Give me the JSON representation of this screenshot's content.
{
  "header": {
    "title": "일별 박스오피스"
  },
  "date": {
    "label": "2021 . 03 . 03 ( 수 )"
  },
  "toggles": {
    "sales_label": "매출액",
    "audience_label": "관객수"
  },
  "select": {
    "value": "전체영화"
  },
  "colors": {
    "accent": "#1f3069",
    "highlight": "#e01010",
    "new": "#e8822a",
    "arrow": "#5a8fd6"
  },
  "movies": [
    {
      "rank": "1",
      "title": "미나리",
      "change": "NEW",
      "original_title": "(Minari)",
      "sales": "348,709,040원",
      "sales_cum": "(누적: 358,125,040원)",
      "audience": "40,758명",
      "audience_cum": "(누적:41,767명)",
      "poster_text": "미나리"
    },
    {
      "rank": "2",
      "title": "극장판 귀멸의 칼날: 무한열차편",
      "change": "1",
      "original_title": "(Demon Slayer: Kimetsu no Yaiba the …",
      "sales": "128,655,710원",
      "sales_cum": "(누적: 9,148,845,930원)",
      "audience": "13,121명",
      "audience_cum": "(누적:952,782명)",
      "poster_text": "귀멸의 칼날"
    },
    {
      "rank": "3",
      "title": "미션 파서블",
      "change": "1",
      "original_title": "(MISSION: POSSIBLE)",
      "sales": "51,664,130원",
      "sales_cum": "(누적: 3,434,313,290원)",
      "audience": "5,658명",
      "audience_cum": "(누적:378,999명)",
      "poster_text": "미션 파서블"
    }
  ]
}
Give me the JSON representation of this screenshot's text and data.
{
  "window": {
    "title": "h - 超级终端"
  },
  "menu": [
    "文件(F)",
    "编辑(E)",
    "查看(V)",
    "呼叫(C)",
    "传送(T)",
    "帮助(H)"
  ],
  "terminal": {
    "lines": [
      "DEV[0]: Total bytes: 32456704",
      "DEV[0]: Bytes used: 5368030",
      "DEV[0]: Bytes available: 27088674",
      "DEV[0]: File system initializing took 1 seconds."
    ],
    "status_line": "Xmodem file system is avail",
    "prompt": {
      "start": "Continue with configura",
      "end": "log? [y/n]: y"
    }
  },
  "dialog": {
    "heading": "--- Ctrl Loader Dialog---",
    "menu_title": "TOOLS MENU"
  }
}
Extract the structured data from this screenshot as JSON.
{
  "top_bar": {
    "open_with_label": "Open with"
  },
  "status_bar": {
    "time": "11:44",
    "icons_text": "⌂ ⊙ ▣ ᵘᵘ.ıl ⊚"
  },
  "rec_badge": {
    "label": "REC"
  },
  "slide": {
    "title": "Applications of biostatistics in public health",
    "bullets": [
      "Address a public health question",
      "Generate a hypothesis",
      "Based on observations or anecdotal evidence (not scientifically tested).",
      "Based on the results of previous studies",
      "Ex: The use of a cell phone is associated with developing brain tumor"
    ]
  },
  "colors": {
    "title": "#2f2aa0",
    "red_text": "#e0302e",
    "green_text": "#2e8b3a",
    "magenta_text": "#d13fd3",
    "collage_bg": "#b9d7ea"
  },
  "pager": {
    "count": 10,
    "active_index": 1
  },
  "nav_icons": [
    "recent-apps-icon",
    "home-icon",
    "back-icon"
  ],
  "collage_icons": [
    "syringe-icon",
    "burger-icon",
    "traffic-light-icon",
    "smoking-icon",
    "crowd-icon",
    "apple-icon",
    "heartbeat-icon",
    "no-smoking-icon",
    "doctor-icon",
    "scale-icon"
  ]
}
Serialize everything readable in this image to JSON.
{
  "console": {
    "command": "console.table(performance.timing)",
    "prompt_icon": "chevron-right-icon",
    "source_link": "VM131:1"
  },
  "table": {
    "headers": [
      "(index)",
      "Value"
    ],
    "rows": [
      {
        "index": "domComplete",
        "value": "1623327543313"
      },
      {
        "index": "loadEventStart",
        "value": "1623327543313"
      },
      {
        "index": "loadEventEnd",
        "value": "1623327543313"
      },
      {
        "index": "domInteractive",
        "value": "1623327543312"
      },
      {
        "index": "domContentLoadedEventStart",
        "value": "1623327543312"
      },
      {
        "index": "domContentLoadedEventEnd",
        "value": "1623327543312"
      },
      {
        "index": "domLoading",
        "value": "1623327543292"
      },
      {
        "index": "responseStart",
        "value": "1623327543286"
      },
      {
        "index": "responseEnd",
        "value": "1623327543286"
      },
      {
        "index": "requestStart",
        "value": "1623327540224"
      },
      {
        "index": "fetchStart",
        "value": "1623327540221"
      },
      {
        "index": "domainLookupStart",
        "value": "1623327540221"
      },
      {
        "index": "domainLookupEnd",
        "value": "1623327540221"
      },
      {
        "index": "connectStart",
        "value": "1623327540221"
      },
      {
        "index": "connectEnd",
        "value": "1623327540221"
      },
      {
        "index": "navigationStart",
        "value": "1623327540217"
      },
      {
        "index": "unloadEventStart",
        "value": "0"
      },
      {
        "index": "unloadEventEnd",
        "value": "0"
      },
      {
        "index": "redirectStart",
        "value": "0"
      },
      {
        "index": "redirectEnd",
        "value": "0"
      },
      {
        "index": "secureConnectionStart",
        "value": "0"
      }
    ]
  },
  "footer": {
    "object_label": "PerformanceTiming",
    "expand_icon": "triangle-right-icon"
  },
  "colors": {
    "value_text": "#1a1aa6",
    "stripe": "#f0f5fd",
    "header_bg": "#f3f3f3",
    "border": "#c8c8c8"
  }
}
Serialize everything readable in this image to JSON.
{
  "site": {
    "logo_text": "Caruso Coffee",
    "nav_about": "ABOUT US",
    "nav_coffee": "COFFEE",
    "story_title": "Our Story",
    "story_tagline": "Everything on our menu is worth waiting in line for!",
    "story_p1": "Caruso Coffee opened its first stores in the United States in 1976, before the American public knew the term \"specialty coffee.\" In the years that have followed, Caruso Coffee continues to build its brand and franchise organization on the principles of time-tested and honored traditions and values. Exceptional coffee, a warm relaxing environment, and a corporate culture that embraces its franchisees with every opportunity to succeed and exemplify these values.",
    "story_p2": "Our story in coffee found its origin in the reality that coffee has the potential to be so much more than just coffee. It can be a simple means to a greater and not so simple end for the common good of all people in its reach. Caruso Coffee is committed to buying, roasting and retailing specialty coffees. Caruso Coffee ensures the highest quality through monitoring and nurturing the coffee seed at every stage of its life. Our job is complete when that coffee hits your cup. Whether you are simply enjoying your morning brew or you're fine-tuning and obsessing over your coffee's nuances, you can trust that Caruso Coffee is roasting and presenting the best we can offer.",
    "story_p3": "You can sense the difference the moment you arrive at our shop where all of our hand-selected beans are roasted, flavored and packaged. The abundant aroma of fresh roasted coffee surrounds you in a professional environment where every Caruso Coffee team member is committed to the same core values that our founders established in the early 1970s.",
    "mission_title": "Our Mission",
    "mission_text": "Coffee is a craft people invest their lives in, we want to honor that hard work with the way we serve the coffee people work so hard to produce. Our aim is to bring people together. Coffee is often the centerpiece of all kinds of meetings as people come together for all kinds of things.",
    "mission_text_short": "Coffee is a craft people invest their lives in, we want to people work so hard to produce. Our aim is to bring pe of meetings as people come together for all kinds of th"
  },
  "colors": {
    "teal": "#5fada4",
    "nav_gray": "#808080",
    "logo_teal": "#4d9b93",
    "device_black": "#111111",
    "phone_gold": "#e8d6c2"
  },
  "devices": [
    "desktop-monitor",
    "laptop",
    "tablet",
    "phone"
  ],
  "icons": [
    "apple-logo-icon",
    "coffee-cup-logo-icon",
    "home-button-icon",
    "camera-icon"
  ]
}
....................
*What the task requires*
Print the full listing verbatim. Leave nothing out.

*Response for this exercise*
Give me the JSON representation of this screenshot's content.
{
  "header": {
    "title": "일별 박스오피스"
  },
  "date": {
    "label": "2021 . 03 . 03 ( 수 )"
  },
  "toggles": {
    "sales_label": "매출액",
    "audience_label": "관객수"
  },
  "select": {
    "value": "전체영화"
  },
  "colors": {
    "accent": "#1f3069",
    "highlight": "#e01010",
    "new": "#e8822a",
    "arrow": "#5a8fd6"
  },
  "movies": [
    {
      "rank": "1",
      "title": "미나리",
      "change": "NEW",
      "original_title": "(Minari)",
      "sales": "348,709,040원",
      "sales_cum": "(누적: 358,125,040원)",
      "audience": "40,758명",
      "audience_cum": "(누적:41,767명)",
      "poster_text": "미나리"
    },
    {
      "rank": "2",
      "title": "극장판 귀멸의 칼날: 무한열차편",
      "change": "1",
      "original_title": "(Demon Slayer: Kimetsu no Yaiba the …",
      "sales": "128,655,710원",
      "sales_cum": "(누적: 9,148,845,930원)",
      "audience": "13,121명",
      "audience_cum": "(누적:952,782명)",
      "poster_text": "귀멸의 칼날"
    },
    {
      "rank": "3",
      "title": "미션 파서블",
      "change": "1",
      "original_title": "(MISSION: POSSIBLE)",
      "sales": "51,664,130원",
      "sales_cum": "(누적: 3,434,313,290원)",
      "audience": "5,658명",
      "audience_cum": "(누적:378,999명)",
      "poster_text": "미션 파서블"
    }
  ]
}
Give me the JSON representation of this screenshot's text and data.
{
  "window": {
    "title": "h - 超级终端"
  },
  "menu": [
    "文件(F)",
    "编辑(E)",
    "查看(V)",
    "呼叫(C)",
    "传送(T)",
    "帮助(H)"
  ],
  "terminal": {
    "lines": [
      "DEV[0]: Total bytes: 32456704",
      "DEV[0]: Bytes used: 5368030",
      "DEV[0]: Bytes available: 27088674",
      "DEV[0]: File system initializing took 1 seconds."
    ],
    "status_line": "Xmodem file system is avail",
    "prompt": {
      "start": "Continue with configura",
      "end": "log? [y/n]: y"
    }
  },
  "dialog": {
    "heading": "--- Ctrl Loader Dialog---",
    "menu_title": "TOOLS MENU"
  }
}
Extract the structured data from this screenshot as JSON.
{
  "top_bar": {
    "open_with_label": "Open with"
  },
  "status_bar": {
    "time": "11:44",
    "icons_text": "⌂ ⊙ ▣ ᵘᵘ.ıl ⊚"
  },
  "rec_badge": {
    "label": "REC"
  },
  "slide": {
    "title": "Applications of biostatistics in public health",
    "bullets": [
      "Address a public health question",
      "Generate a hypothesis",
      "Based on observations or anecdotal evidence (not scientifically tested).",
      "Based on the results of previous studies",
      "Ex: The use of a cell phone is associated with developing brain tumor"
    ]
  },
  "colors": {
    "title": "#2f2aa0",
    "red_text": "#e0302e",
    "green_text": "#2e8b3a",
    "magenta_text": "#d13fd3",
    "collage_bg": "#b9d7ea"
  },
  "pager": {
    "count": 10,
    "active_index": 1
  },
  "nav_icons": [
    "recent-apps-icon",
    "home-icon",
    "back-icon"
  ],
  "collage_icons": [
    "syringe-icon",
    "burger-icon",
    "traffic-light-icon",
    "smoking-icon",
    "crowd-icon",
    "apple-icon",
    "heartbeat-icon",
    "no-smoking-icon",
    "doctor-icon",
    "scale-icon"
  ]
}
Serialize everything readable in this image to JSON.
{
  "console": {
    "command": "console.table(performance.timing)",
    "prompt_icon": "chevron-right-icon",
    "source_link": "VM131:1"
  },
  "table": {
    "headers": [
      "(index)",
      "Value"
    ],
    "rows": [
      {
        "index": "domComplete",
        "value": "1623327543313"
      },
      {
        "index": "loadEventStart",
        "value": "1623327543313"
      },
      {
        "index": "loadEventEnd",
        "value": "1623327543313"
      },
      {
        "index": "domInteractive",
        "value": "1623327543312"
      },
      {
        "index": "domContentLoadedEventStart",
        "value": "1623327543312"
      },
      {
        "index": "domContentLoadedEventEnd",
        "value": "1623327543312"
      },
      {
        "index": "domLoading",
        "value": "1623327543292"
      },
      {
        "index": "responseStart",
        "value": "1623327543286"
      },
      {
        "index": "responseEnd",
        "value": "1623327543286"
      },
      {
        "index": "requestStart",
        "value": "1623327540224"
      },
      {
        "index": "fetchStart",
        "value": "1623327540221"
      },
      {
        "index": "domainLookupStart",
        "value": "1623327540221"
      },
      {
        "index": "domainLookupEnd",
        "value": "1623327540221"
      },
      {
        "index": "connectStart",
        "value": "1623327540221"
      },
      {
        "index": "connectEnd",
        "value": "1623327540221"
      },
      {
        "index": "navigationStart",
        "value": "1623327540217"
      },
      {
        "index": "unloadEventStart",
        "value": "0"
      },
      {
        "index": "unloadEventEnd",
        "value": "0"
      },
      {
        "index": "redirectStart",
        "value": "0"
      },
      {
        "index": "redirectEnd",
        "value": "0"
      },
      {
        "index": "secureConnectionStart",
        "value": "0"
      }
    ]
  },
  "footer": {
    "object_label": "PerformanceTiming",
    "expand_icon": "triangle-right-icon"
  },
  "colors": {
    "value_text": "#1a1aa6",
    "stripe": "#f0f5fd",
    "header_bg": "#f3f3f3",
    "border": "#c8c8c8"
  }
}
Serialize everything readable in this image to JSON.
{
  "site": {
    "logo_text": "Caruso Coffee",
    "nav_about": "ABOUT US",
    "nav_coffee": "COFFEE",
    "story_title": "Our Story",
    "story_tagline": "Everything on our menu is worth waiting in line for!",
    "story_p1": "Caruso Coffee opened its first stores in the United States in 1976, before the American public knew the term \"specialty coffee.\" In the years that have followed, Caruso Coffee continues to build its brand and franchise organization on the principles of time-tested and honored traditions and values. Exceptional coffee, a warm relaxing environment, and a corporate culture that embraces its franchisees with every opportunity to succeed and exemplify these values.",
    "story_p2": "Our story in coffee found its origin in the reality that coffee has the potential to be so much more than just coffee. It can be a simple means to a greater and not so simple end for the common good of all people in its reach. Caruso Coffee is committed to buying, roasting and retailing specialty coffees. Caruso Coffee ensures the highest quality through monitoring and nurturing the coffee seed at every stage of its life. Our job is complete when that coffee hits your cup. Whether you are simply enjoying your morning brew or you're fine-tuning and obsessing over your coffee's nuances, you can trust that Caruso Coffee is roasting and presenting the best we can offer.",
    "story_p3": "You can sense the difference the moment you arrive at our shop where all of our hand-selected beans are roasted, flavored and packaged. The abundant aroma of fresh roasted coffee surrounds you in a professional environment where every Caruso Coffee team member is committed to the same core values that our founders established in the early 1970s.",
    "mission_title": "Our Mission",
    "mission_text": "Coffee is a craft people invest their lives in, we want to honor that hard work with the way we serve the coffee people work so hard to produce. Our aim is to bring people together. Coffee is often the centerpiece of all kinds of meetings as people come together for all kinds of things.",
    "mission_text_short": "Coffee is a craft people invest their lives in, we want to people work so hard to produce. Our aim is to bring pe of meetings as people come together for all kinds of th"
  },
  "colors": {
    "teal": "#5fada4",
    "nav_gray": "#808080",
    "logo_teal": "#4d9b93",
    "device_black": "#111111",
    "phone_gold": "#e8d6c2"
  },
  "devices": [
    "desktop-monitor",
    "laptop",
    "tablet",
    "phone"
  ],
  "icons": [
    "apple-logo-icon",
    "coffee-cup-logo-icon",
    "home-button-icon",
    "camera-icon"
  ]
}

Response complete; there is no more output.